“Agriculture is a big part of Haywood and Western North Carolina,” said Tina Masciarelli, project coordinator for the Buy Haywood initiative. “Support of these farmers by buying high-quality local produce keeps farms viable and preserves access to fresh foods, and also protects the farmland, rural character and heritage of the region.”
At its most basic level, Buy Haywood is a marketing effort to get people to purchase local farm goods and products made from those goods (see accompanying story). On a larger scale, it is about connecting different parts of the economy for mutual benefits and is part of an effort to preserve what’s left of a rural lifestyle.

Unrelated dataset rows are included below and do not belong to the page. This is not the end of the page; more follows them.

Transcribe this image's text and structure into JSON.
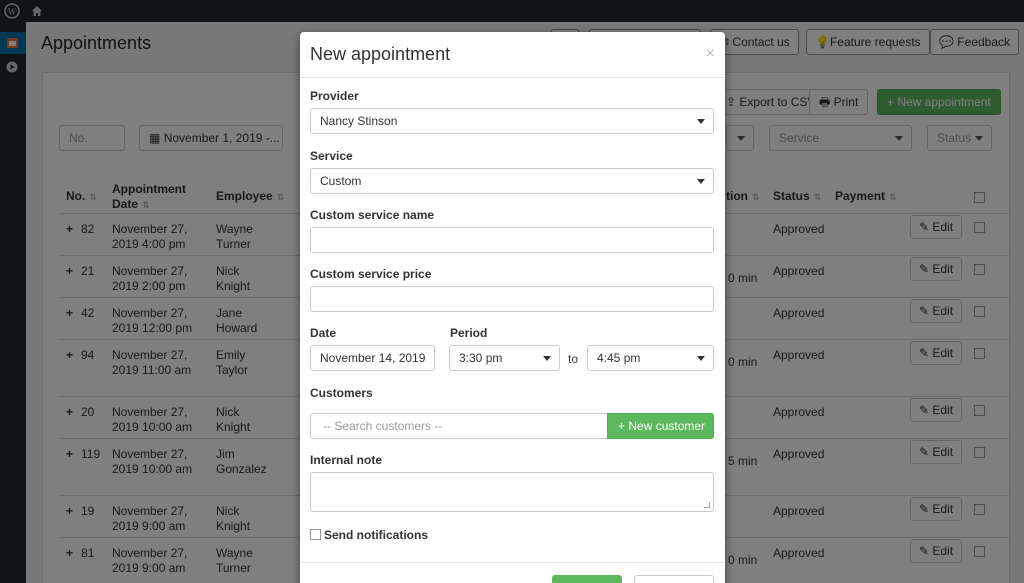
{
  "adminbar": {
    "wp_icon": "wordpress-logo-icon",
    "home_icon": "home-icon"
  },
  "page": {
    "title": "Appointments",
    "top_buttons": {
      "contact": "Contact us",
      "features": "Feature requests",
      "feedback": "Feedback"
    }
  },
  "toolbar": {
    "export": "Export to CSV",
    "print": "Print",
    "new_appointment": "New appointment"
  },
  "filters": {
    "no_placeholder": "No.",
    "date_range": "November 1, 2019 -...",
    "service": "Service",
    "status": "Status"
  },
  "table": {
    "columns": {
      "no": "No.",
      "date": "Appointment Date",
      "employee": "Employee",
      "duration": "tion",
      "status": "Status",
      "payment": "Payment"
    },
    "edit_label": "Edit",
    "rows": [
      {
        "no": "82",
        "date": "November 27, 2019 4:00 pm",
        "employee": "Wayne Turner",
        "duration": "",
        "status": "Approved"
      },
      {
        "no": "21",
        "date": "November 27, 2019 2:00 pm",
        "employee": "Nick Knight",
        "duration": "0 min",
        "status": "Approved"
      },
      {
        "no": "42",
        "date": "November 27, 2019 12:00 pm",
        "employee": "Jane Howard",
        "duration": "",
        "status": "Approved"
      },
      {
        "no": "94",
        "date": "November 27, 2019 11:00 am",
        "employee": "Emily Taylor",
        "duration": "0 min",
        "status": "Approved"
      },
      {
        "no": "20",
        "date": "November 27, 2019 10:00 am",
        "employee": "Nick Knight",
        "duration": "",
        "status": "Approved"
      },
      {
        "no": "119",
        "date": "November 27, 2019 10:00 am",
        "employee": "Jim Gonzalez",
        "duration": "5 min",
        "status": "Approved"
      },
      {
        "no": "19",
        "date": "November 27, 2019 9:00 am",
        "employee": "Nick Knight",
        "duration": "",
        "status": "Approved"
      },
      {
        "no": "81",
        "date": "November 27, 2019 9:00 am",
        "employee": "Wayne Turner",
        "duration": "0 min",
        "status": "Approved"
      }
    ]
  },
  "modal": {
    "title": "New appointment",
    "close": "×",
    "provider_label": "Provider",
    "provider_value": "Nancy Stinson",
    "service_label": "Service",
    "service_value": "Custom",
    "custom_name_label": "Custom service name",
    "custom_name_value": "",
    "custom_price_label": "Custom service price",
    "custom_price_value": "",
    "date_label": "Date",
    "date_value": "November 14, 2019",
    "period_label": "Period",
    "period_from": "3:30 pm",
    "period_to_label": "to",
    "period_to": "4:45 pm",
    "customers_label": "Customers",
    "customers_placeholder": "-- Search customers --",
    "new_customer": "New customer",
    "note_label": "Internal note",
    "note_value": "",
    "notify_label": "Send notifications"
  }
}
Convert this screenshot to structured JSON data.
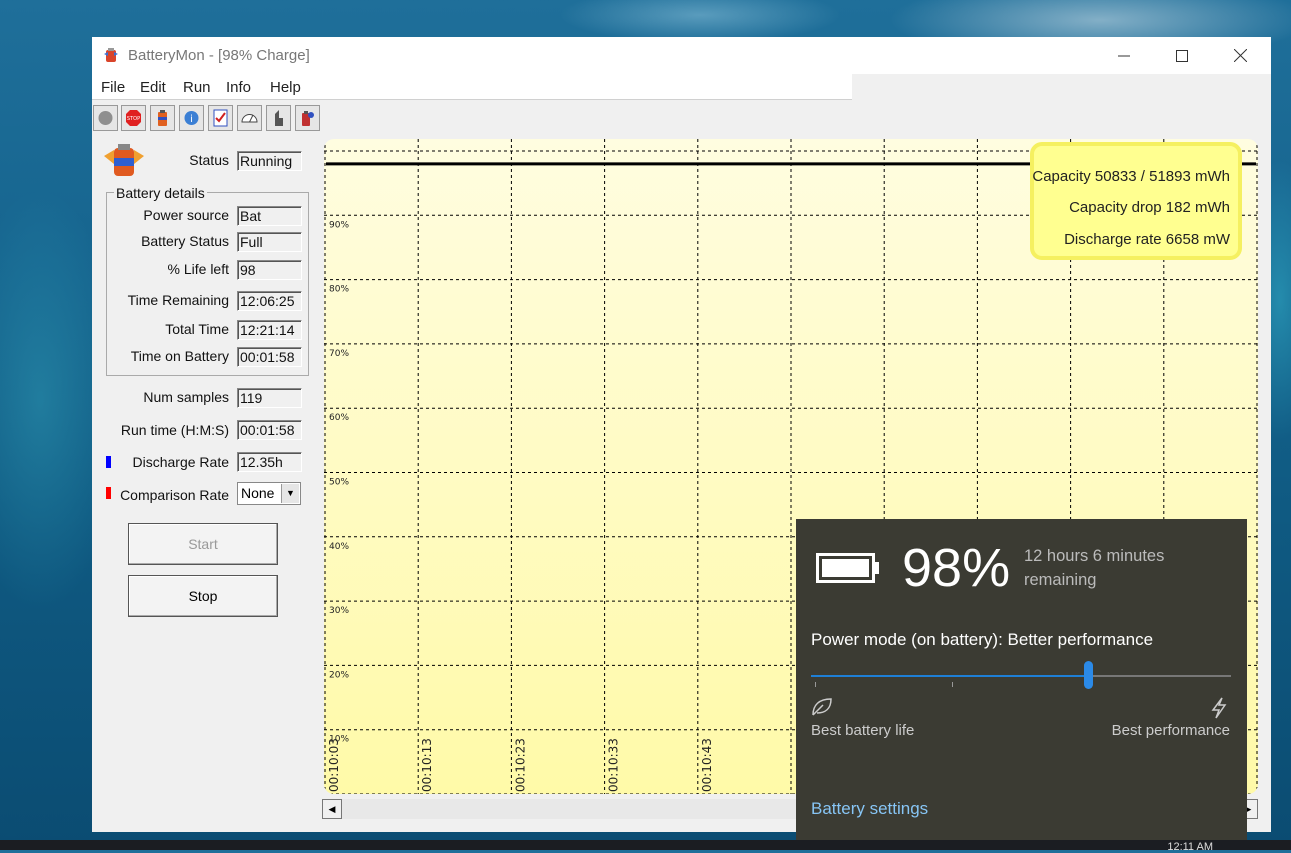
{
  "window": {
    "title": "BatteryMon - [98% Charge]",
    "minimize_icon": "minimize-icon",
    "maximize_icon": "maximize-icon",
    "close_icon": "close-icon"
  },
  "menu": [
    "File",
    "Edit",
    "Run",
    "Info",
    "Help"
  ],
  "toolbar": [
    "record-icon",
    "stop-sign-icon",
    "battery-icon",
    "battery-info-icon",
    "checklist-icon",
    "gauge-icon",
    "pointer-icon",
    "battery-settings-icon"
  ],
  "status": {
    "label": "Status",
    "value": "Running"
  },
  "battery_details": {
    "title": "Battery details",
    "rows": [
      {
        "label": "Power source",
        "value": "Bat"
      },
      {
        "label": "Battery Status",
        "value": "Full"
      },
      {
        "label": "% Life left",
        "value": "98"
      },
      {
        "label": "Time Remaining",
        "value": "12:06:25"
      },
      {
        "label": "Total Time",
        "value": "12:21:14"
      },
      {
        "label": "Time on Battery",
        "value": "00:01:58"
      }
    ]
  },
  "stats": {
    "num_samples": {
      "label": "Num samples",
      "value": "119"
    },
    "run_time": {
      "label": "Run time (H:M:S)",
      "value": "00:01:58"
    },
    "discharge_rate": {
      "label": "Discharge Rate",
      "value": "12.35h",
      "color": "#0000ff"
    },
    "comparison_rate": {
      "label": "Comparison Rate",
      "value": "None",
      "color": "#ff0000"
    }
  },
  "buttons": {
    "start": "Start",
    "stop": "Stop"
  },
  "chart_data": {
    "type": "line",
    "y_ticks": [
      "90%",
      "80%",
      "70%",
      "60%",
      "50%",
      "40%",
      "30%",
      "20%",
      "10%"
    ],
    "x_ticks": [
      "00:10:03",
      "00:10:13",
      "00:10:23",
      "00:10:33",
      "00:10:43"
    ],
    "ylim": [
      0,
      100
    ],
    "grid": true,
    "series": [
      {
        "values": [
          98,
          98,
          98,
          98,
          98,
          98,
          98,
          98,
          98,
          98
        ],
        "color": "#000000"
      }
    ]
  },
  "info_box": {
    "capacity": "Capacity 50833 / 51893 mWh",
    "capacity_drop": "Capacity drop 182 mWh",
    "discharge_rate": "Discharge rate 6658 mW"
  },
  "flyout": {
    "percent": "98%",
    "remaining_line1": "12 hours 6 minutes",
    "remaining_line2": "remaining",
    "power_mode": "Power mode (on battery): Better performance",
    "slider_level": 0.66,
    "best_battery": "Best battery life",
    "best_performance": "Best performance",
    "settings_link": "Battery settings",
    "accent": "#1e7fd6"
  },
  "taskbar": {
    "clock": "12:11 AM"
  }
}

Buy Haywood is managed by the Haywood County Economic Development Commission. Working collaboratively is one of the main objectives of the EDC. Executive Director Mark Clasby points to three key elements for local economic development: working with existing businesses by also helping small ones expand; recruiting new businesses to come to the county; and promoting new businesses that are just getting off the ground.
“I think Haywood is ahead of the curve,” he said. “So many communities don’t have the collaboration we have here, and many people don’t realize how unique we are. If people are going to go into business, we want to try and help you because it can be challenging.”
Ron Leatherwood, former Board Chairman for the Haywood Chamber of Commerce, sees the productivity but also notes there’s still more to be done.
“Public awareness needs to grow, and I don’t think we’ve reached the apex yet, but there are pockets of participants,” he said.
Leatherwood, who is part owner of Clark and Leatherwood Construction, feels the “Buy Haywood” program is just the beginning for the county. It’s a great start, and something each resident needs to recognize, nurture and share.
“To me, if you’re doing business with your neighbor, it just builds a stronger bond throughout the community,” he said.
Besides being a project coordinator for Buy Haywood, Masciarelli is the CEO/founder of SOFIOL Press in Waynesville. She supports reinvesting back in the county. To her, it’s individual acts in small communities that plant the seeds of restoring wealth into the American dream.
“Supporting a living economy — where power resides locally — creates a framework for long-term economic viability that is highly adaptive and self-reliant,” she said.
For 2013, Buy Haywood is looking to host a series of cooking demonstrations by local chefs that will feature locally grown fruits and vegetables. There are also plans to create a Buy Haywood sticker (to be placed on every product from participating businesses), and the fourth edition of the Haywood County farm map will soon be available.
Though consumer confidence can take time, Leatherwood sees the market returning. It may not be as fast of a rebound as some had hoped, but the uptick is noticeable — that in itself creates opportunities for people to invest in larger items and reinvest in their own backyard.
“This is what a small, rural community is and should be; it’s what Haywood County is, which is a great place to live and do business,” he said.
Want to know more?
Information about the “Buy Haywood” initiative can be found at www.buyhaywood.com or by calling 828.734.9574. The marketing development office is located at 144 Industrial Park Drive in Waynesville.